So, is the storyline of my book about depression, an “adversity/tragedy/challenge”? A friend wrote on her blog: “The book is well written. Parts of it are compelling. However, I found the lengthy descriptions of Bill’s various efforts toward acknowledging and gradually reframing his depressive tendencies, well, depressing. I wondered if it wouldn’t have been more rewarding for me to read a ‘standard’ life journey book – hero starts out, hero encounters challenge, hero finds mentor, hero overcomes challenge, hero is celebrated by his peers – end of story. But perhaps Bill’s story is truer to reality. In our instant-everything culture, we may need reminders that not all problems have quick or evident solutions and that many of our efforts will not fully succeed.”

One reader, a person I don’t know, wrote in an email: “I’ve never been so emotionally moved resulting in personal growth from reading any book. I had as many wow moments as those moments when I shed tears.” Re-reading the note, I notice that the word depression did not appear with comments about personal growth, tears, and wow moments.

Talking with a friend who has published several mainstream novels, I asked, “Do you think it’s better for me to talk about this as a book about men and depression or as a memoir about the arc of one’s life in general?” Without hesitation, she said, “The second one, the arc of your life.”

“Good. I see my dealing with depression as a case study for the larger purpose I was driving at – how a person comes to view and understand the driving forces in his life, a kind of mythological tale.” She nods. “I stepped back and observed myself, how I changed and what forces led me on a new path.”

“I agree completely,” she said.

The award in the general memoir category validated my vision for the book as well as my late change in the subtitle.

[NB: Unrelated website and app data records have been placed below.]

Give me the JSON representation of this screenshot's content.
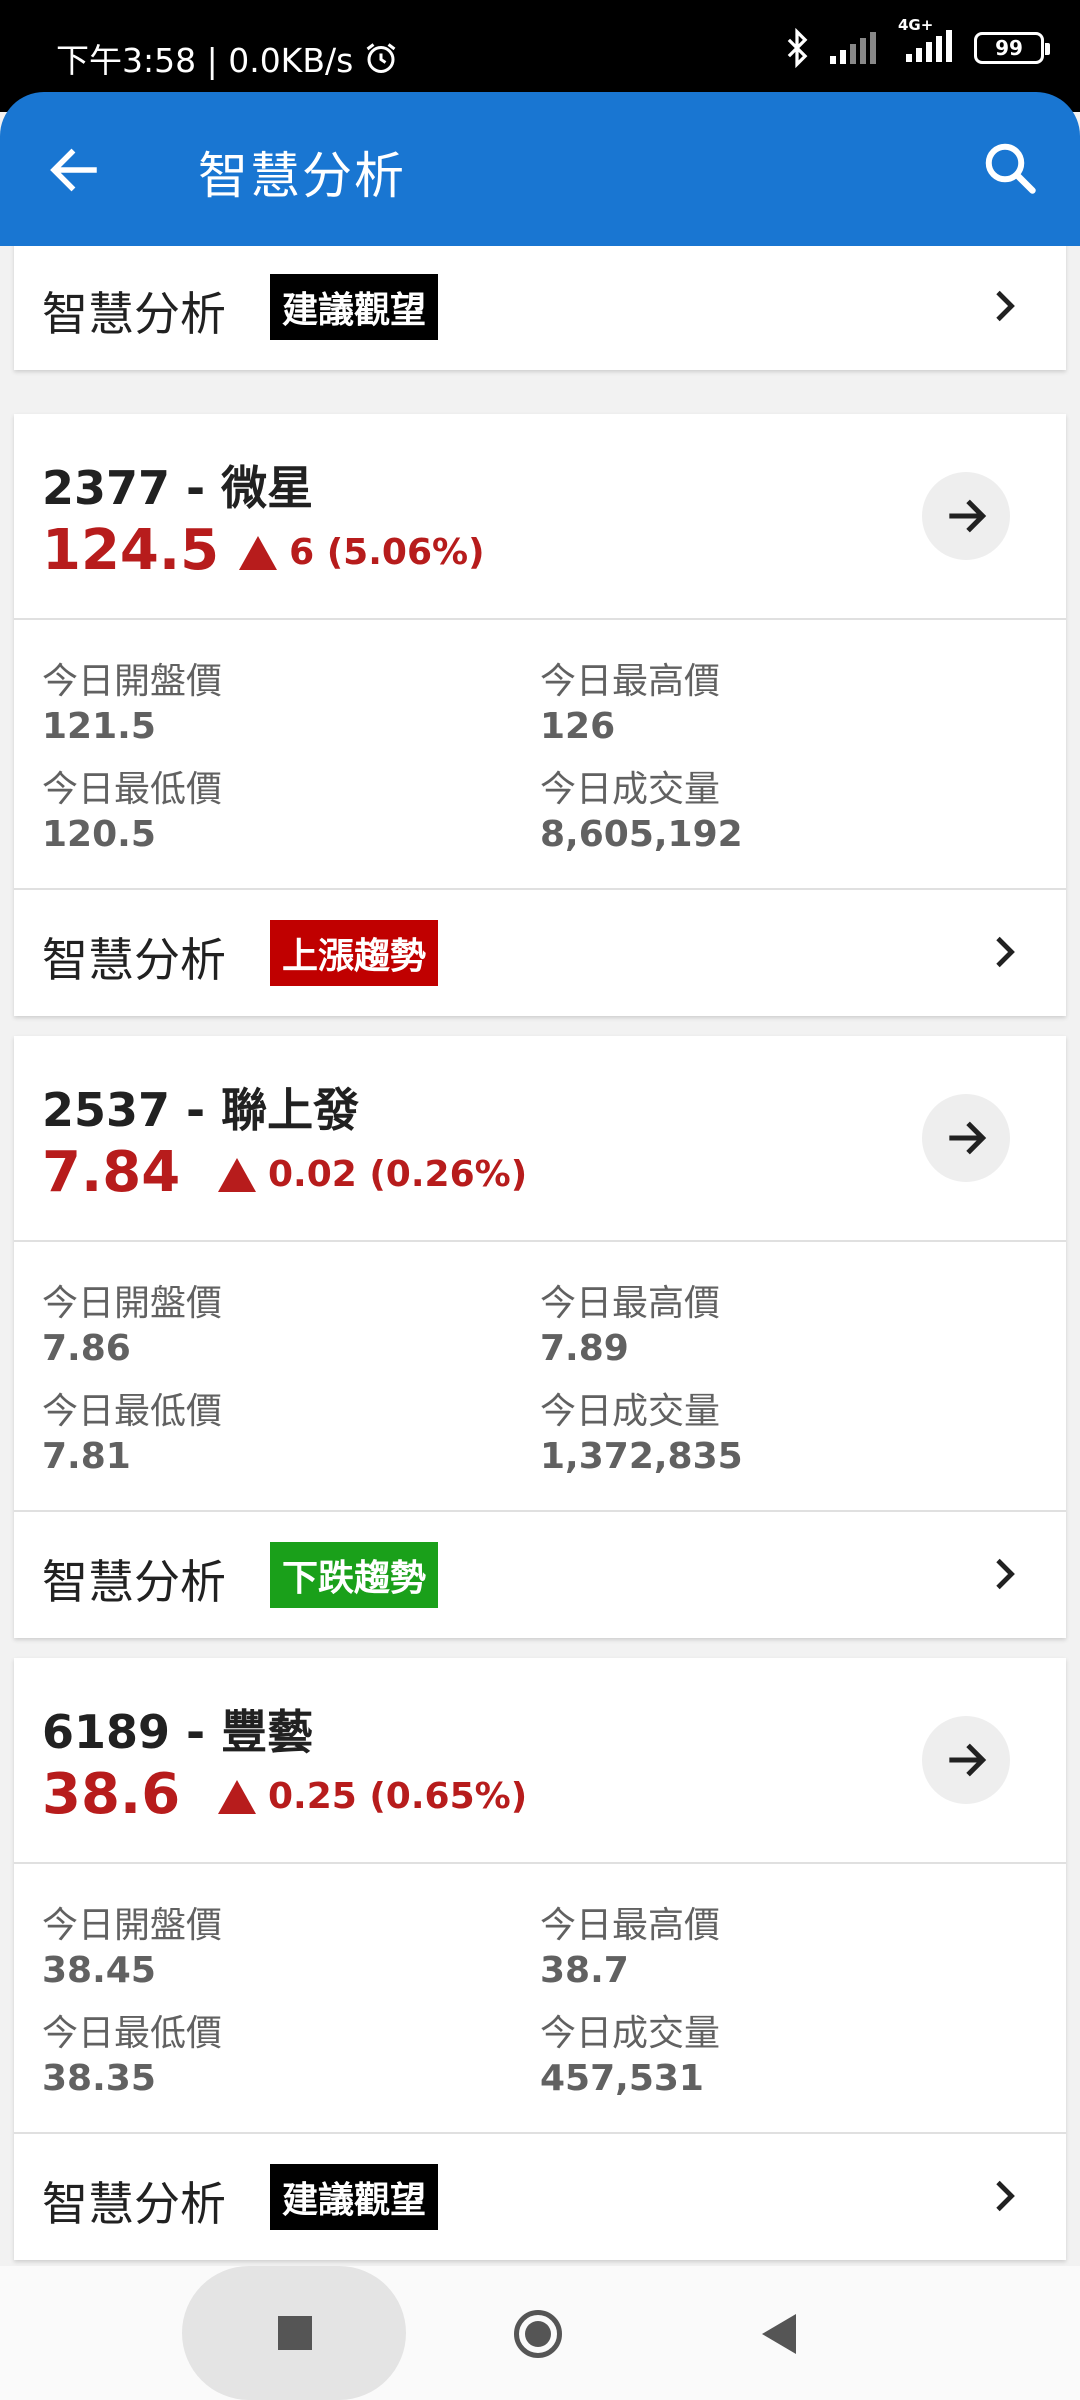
{
  "status_bar": {
    "time_speed": "下午3:58 | 0.0KB/s",
    "network": "4G+",
    "battery": "99"
  },
  "app_bar": {
    "title": "智慧分析"
  },
  "colors": {
    "primary": "#1976d2",
    "up": "#b71c1c",
    "badge_watch": "#000000",
    "badge_up": "#c00000",
    "badge_down": "#1aa01a"
  },
  "top_card": {
    "analysis_label": "智慧分析",
    "badge": "建議觀望"
  },
  "stocks": [
    {
      "name": "2377 - 微星",
      "price": "124.5",
      "change": "6 (5.06%)",
      "stats": {
        "open_label": "今日開盤價",
        "open": "121.5",
        "high_label": "今日最高價",
        "high": "126",
        "low_label": "今日最低價",
        "low": "120.5",
        "volume_label": "今日成交量",
        "volume": "8,605,192"
      },
      "analysis_label": "智慧分析",
      "badge": "上漲趨勢"
    },
    {
      "name": "2537 - 聯上發",
      "price": "7.84",
      "change": "0.02 (0.26%)",
      "stats": {
        "open_label": "今日開盤價",
        "open": "7.86",
        "high_label": "今日最高價",
        "high": "7.89",
        "low_label": "今日最低價",
        "low": "7.81",
        "volume_label": "今日成交量",
        "volume": "1,372,835"
      },
      "analysis_label": "智慧分析",
      "badge": "下跌趨勢"
    },
    {
      "name": "6189 - 豐藝",
      "price": "38.6",
      "change": "0.25 (0.65%)",
      "stats": {
        "open_label": "今日開盤價",
        "open": "38.45",
        "high_label": "今日最高價",
        "high": "38.7",
        "low_label": "今日最低價",
        "low": "38.35",
        "volume_label": "今日成交量",
        "volume": "457,531"
      },
      "analysis_label": "智慧分析",
      "badge": "建議觀望"
    }
  ]
}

At a friend’s house, with a group of guys taking a break in a bridge game. I asked them what they thought about my current book subtitle, “Coming to Terms with Depression.” “That sounds sooo depressing,” one of them said. We all laughed, me included. Then the group started brainstorming. I told them more details, and they came up with my final choice about flight in midlife.

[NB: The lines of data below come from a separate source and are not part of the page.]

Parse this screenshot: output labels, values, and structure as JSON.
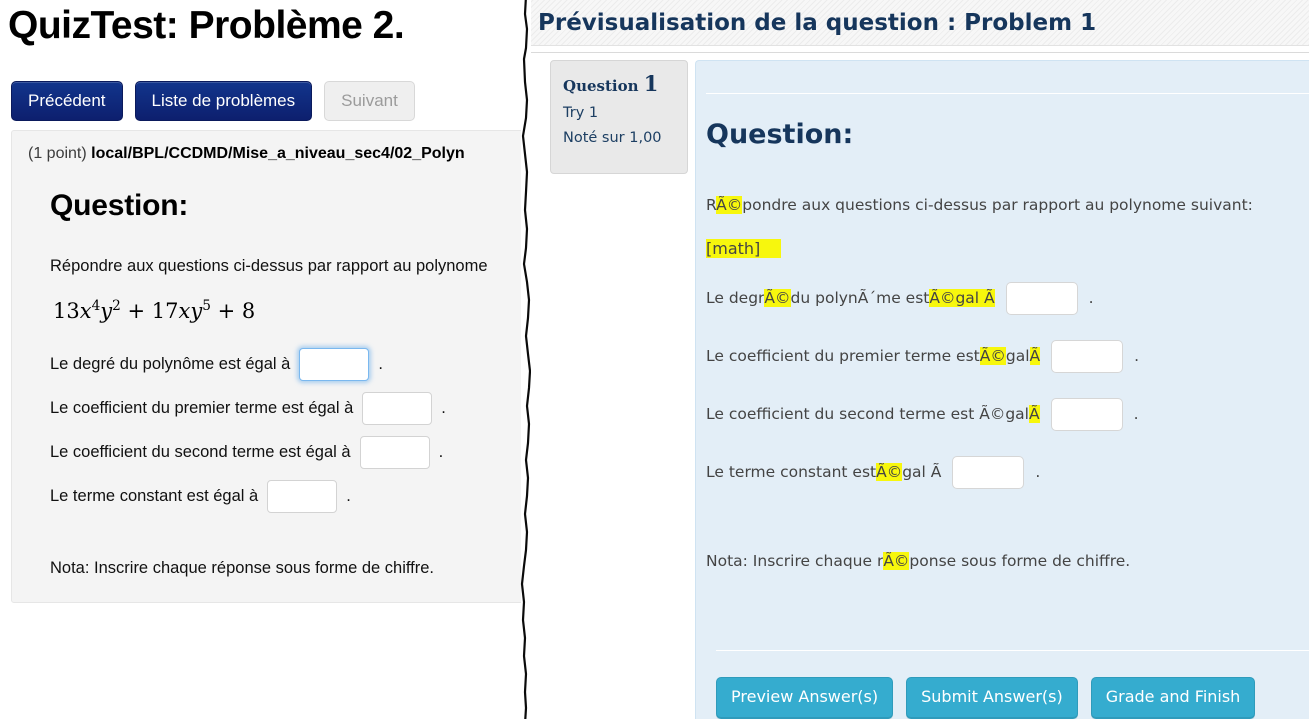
{
  "left": {
    "title": "QuizTest: Problème 2.",
    "nav": {
      "prev_label": "Précédent",
      "list_label": "Liste de problèmes",
      "next_label": "Suivant"
    },
    "point_prefix": "(1 point)",
    "problem_path": "local/BPL/CCDMD/Mise_a_niveau_sec4/02_Polyn",
    "question_heading": "Question:",
    "intro": "Répondre aux questions ci-dessus par rapport au polynome",
    "math_expression": "13x⁴y² + 17xy⁵ + 8",
    "rows": [
      {
        "label": "Le degré du polynôme est égal à",
        "value": "",
        "period": ".",
        "focused": true
      },
      {
        "label": "Le coefficient du premier terme est égal à",
        "value": "",
        "period": ".",
        "focused": false
      },
      {
        "label": "Le coefficient du second terme est égal à",
        "value": "",
        "period": ".",
        "focused": false
      },
      {
        "label": "Le terme constant est égal à",
        "value": "",
        "period": ".",
        "focused": false
      }
    ],
    "nota": "Nota: Inscrire chaque réponse sous forme de chiffre."
  },
  "right": {
    "header_title": "Prévisualisation de la question : Problem 1",
    "qinfo": {
      "question_word": "Question",
      "question_number": "1",
      "try_label": "Try 1",
      "grade_label": "Noté sur 1,00"
    },
    "question_heading": "Question:",
    "intro_parts": [
      {
        "text": "R",
        "highlight": false
      },
      {
        "text": "Ã©",
        "highlight": true
      },
      {
        "text": "pondre aux questions ci-dessus par rapport au polynome suivant:",
        "highlight": false
      }
    ],
    "math_placeholder": "[math]",
    "rows": [
      {
        "parts": [
          {
            "text": "Le degr",
            "highlight": false
          },
          {
            "text": "Ã©",
            "highlight": true
          },
          {
            "text": " du polynÃ´me est ",
            "highlight": false
          },
          {
            "text": "Ã©gal Ã",
            "highlight": true
          }
        ],
        "value": "",
        "period": "."
      },
      {
        "parts": [
          {
            "text": "Le coefficient du premier terme est ",
            "highlight": false
          },
          {
            "text": "Ã©",
            "highlight": true
          },
          {
            "text": "gal ",
            "highlight": false
          },
          {
            "text": "Ã",
            "highlight": true
          }
        ],
        "value": "",
        "period": "."
      },
      {
        "parts": [
          {
            "text": "Le coefficient du second terme est Ã©gal ",
            "highlight": false
          },
          {
            "text": "Ã",
            "highlight": true
          }
        ],
        "value": "",
        "period": "."
      },
      {
        "parts": [
          {
            "text": "Le terme constant est ",
            "highlight": false
          },
          {
            "text": "Ã©",
            "highlight": true
          },
          {
            "text": "gal Ã",
            "highlight": false
          }
        ],
        "value": "",
        "period": "."
      }
    ],
    "nota_parts": [
      {
        "text": "Nota: Inscrire chaque r",
        "highlight": false
      },
      {
        "text": "Ã©",
        "highlight": true
      },
      {
        "text": "ponse sous forme de chiffre.",
        "highlight": false
      }
    ],
    "buttons": [
      {
        "label": "Preview Answer(s)"
      },
      {
        "label": "Submit Answer(s)"
      },
      {
        "label": "Grade and Finish"
      }
    ]
  },
  "colors": {
    "nav_primary": "#12358c",
    "preview_title": "#16365c",
    "teal_button": "#35accf",
    "highlight": "#f7f70d",
    "question_panel_bg": "#e3eef7"
  }
}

Books are not completed alone, from title choice to promotion efforts. I learned about the Indie Book Award contest from one of the regular emails that the NC Writer’s Network sends out. Turns out, my friend Drew Bridges also learned about the contest from the Writer’s Network. And, he too was named a finalist, in the category of fiction under 80,000 words. Drew and I were in the same writers group while completing these two books, meeting every other week for about three years along with four others. We shared versions of chapters, gave each other comments, rewrote, more comments. This group provided a supportive and vigorous structure to help me finish my book.

“Congratulations on your memoir being a finalist for Next Gen Indie Award!” wrote Charles Fiore of the NC Writers’ Network, upon hearing about our awards. “It’s wonderful to hear how you and Drew – and the rest of your writing group – have supported one another in your achievements. As we’ve been saying all year, nobody writes alone!” “Nobody writes alone” is the current slogan for the Network.

Drew’s book, The Family in the Mirror, a psychological thriller, centers on a complex woman, who has developed unique psychological defenses to help her cope with a cult-like existence. She was failed by the larger world including the mental health clinic run by a clinician who himself has lost his grounding in life for personal and professional reasons. Both are traumatized and find themselves stumbling into a relationship with great hopes but filled with mortal danger for both.

The overwhelming number of new books, combined with the millions of titles already in print, makes it difficult for booksellers, librarians, and consumers to identify books that are worth buying and reading, especially when those books are not published by companies with multimillion dollar marketing budgets. Drew and I are happy to talk about our awards and the value of writing groups, and how you can help our books stand out in the crowd.